He was the sort of local icon that lives at the heart of every enduring, tight-knit music scene.
The Dallas oilman and corporate raider's long, complicated history as an aw-shucks billionaire.
The artist’s iconic ”Jeremiah” frog mural in Austin is seemingly indestructible, and so is his musical legacy.
From the Hill Country to the High Plains, the Texas wine industry remembers the woman known for her generous spirit and sharp palate.
The prolific avant-garde director, who died earlier this week, was an unparalleled innovator on North Texas stages.
Long before Texans had heard of “no pass, no play,” and before free trade was a major political issue, H. Ross Perot entered my life as a super-patriot who believed perseverance was the key to success.
The eccentric Texan billionaire and former two-time independent presidential candidate leaves an outsized legacy.
The Fort Davis historian and raconteur knew and loved Texas and its people like no one else.
The UT professor and longtime ’Texas Monthly’ contributor died on Saturday at the age of 79 after a stroke.
Peppard was the last of his breed, covering with panache the feuds and foibles of his city’s bold-faced names.
For the Renaissance man—a baseball player, a features writer, and an award-winning documentary filmmaker—the sky posed no limit.
The Southwest Airlines cofounder was a pioneering entrepreneur who changed the way we travel. He was also a world-class wit, a bon vivant, and a not-so-closet intellectual.
The 41st president's death comes less than eight months after that of his wife, Barbara.
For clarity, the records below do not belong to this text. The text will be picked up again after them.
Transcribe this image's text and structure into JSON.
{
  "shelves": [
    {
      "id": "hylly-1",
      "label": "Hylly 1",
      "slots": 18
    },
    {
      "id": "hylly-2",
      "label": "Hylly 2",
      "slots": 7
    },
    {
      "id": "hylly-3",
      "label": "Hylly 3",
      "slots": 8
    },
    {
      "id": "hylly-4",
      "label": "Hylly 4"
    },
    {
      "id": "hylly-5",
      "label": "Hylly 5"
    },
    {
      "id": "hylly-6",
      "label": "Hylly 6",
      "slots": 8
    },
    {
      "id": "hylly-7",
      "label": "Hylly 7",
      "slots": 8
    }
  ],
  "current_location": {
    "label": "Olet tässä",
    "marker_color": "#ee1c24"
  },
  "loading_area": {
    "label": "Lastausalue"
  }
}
Remembering an unlikely, but legendary, criminal defense attorney.
The host of the beloved radio show "Twine Time" on KUTX in Austin died Friday at 73.